Two rather different houses with the same name, both in the Georgian style but separated from each other by more than 160 miles, play a part in the Raleigh 400 story.
Syon House Brentford west aspect
Credit: Russ Hamer
Syon House is the spectacular London home of the Duke of Northumberland. The house was built in the sixteenth century on the site of the Medieval Syon Abbey, and came to the family of the present owners in 1594. Syon has many layers of history and has seen some profound changes over the centuries
So what’s the link to the other Syon House, at Brentford, the spectacular London home of the present Duke of Northumberland? They’re both Georgian in design of course, but we have to dig a little deeper.
The Vision of St Bridget, detail of initial letter miniature, dated 1530, probably made at Syon. The document is a conveyance of lands bequeathed to Sheen Priory by the will of Hugh Denys(d.1511) to Syon (BL Harley MS 4640,f.15)

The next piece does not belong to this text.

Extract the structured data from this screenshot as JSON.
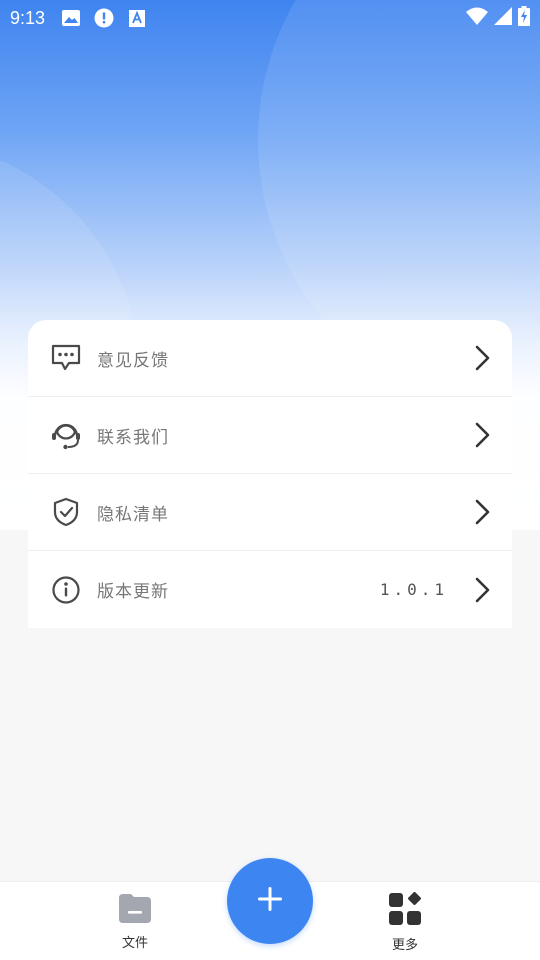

Redesigned in the 18th century by the architect Robert Adam and replacing an earlier building, the Brentford Syon House gives little hint to visitors that it was once a medieval monastery. But down in the crypt you’ll find much earlier stone foundations, the curious story of the religious order founded by the Swedish visionary St Bridget and its link with Otterton.
Hugo the salt worker: sculpture by Angie Harlock
Following the Norman invasion of 1066, Otterton was given by William the Conqueror to the Abbey of Mont St Michel in France and a priory was set up. Its various trade interests included exploitation of the salt marshes at Budleigh Salterton. You can discover the story of the Prior of Otterton and Hugo the salt worker who was too fond of his cider, at the town’s Fairlynch Museum.
Syon House before the alterations of the 1760s.
Robert Griffier (1688-1760) landscape painter from London who was active in Amsterdam. - Christies
View across the Thames of Syon House
As for Syon Monastery itself, the King’s minister Thomas Cromwell himself took an active role in ensuring its closure. Its monks were finally expelled in 1539. The estate was acquired by the Lord Protector to the young King Edward VI, Edward Seymour, Duke of Somerset, who built the first version of Syon House in the Italian Renaissance style.
Portrait of Henry Percy by Nicholas Hilliard (1590-95)
Ten years younger than Sir Walter, Percy had an unusual
interest in scientific and alchemical experiments which he shared with Raleigh and which gained him the nickname of the ‘Wizard Earl’.
He was also extremely wealthy, finally coming into possession not only of Syon House but of Petworth in Sussex.
The Molyneux globe at Petworth
At this time both men were part of the select coterie of intellectuals based at Raleigh’s London residence, Durham House. The Molyneux cartographical globe at Petworth is supposed to have been given to him by Raleigh, one of many expensive gift which the two exchanged and Sir Walter is known to have consulted the library there in the course of his scholarly pursuits.
Henry Percy, 9th Earl of Northumberland (the 'wizard earl'), painted posthumously as a philosopher, at Petworth House. ©NTPL/Derrick E. Witty
Under King James I, Northumberland was a long-term prisoner in the Tower of London. According to the Percy Family History, he took with him into captivity ‘a large number of books, retorts, crucibles, alembics, zodiacal charts and globes’, also a selection of his favourite pipes. Food, good wine, and quantities of tobacco were sent to him regularly, and baskets of fruit were dispatched from his orchards at Syon.
Reading about this episode in Raleigh's life makes you realise how far he had evolved from the brutal thug that he was in his youth. And I enjoyed finding the answer to the puzzle that I first encountered when I saw Syon House on the map on a walk around East Budleigh.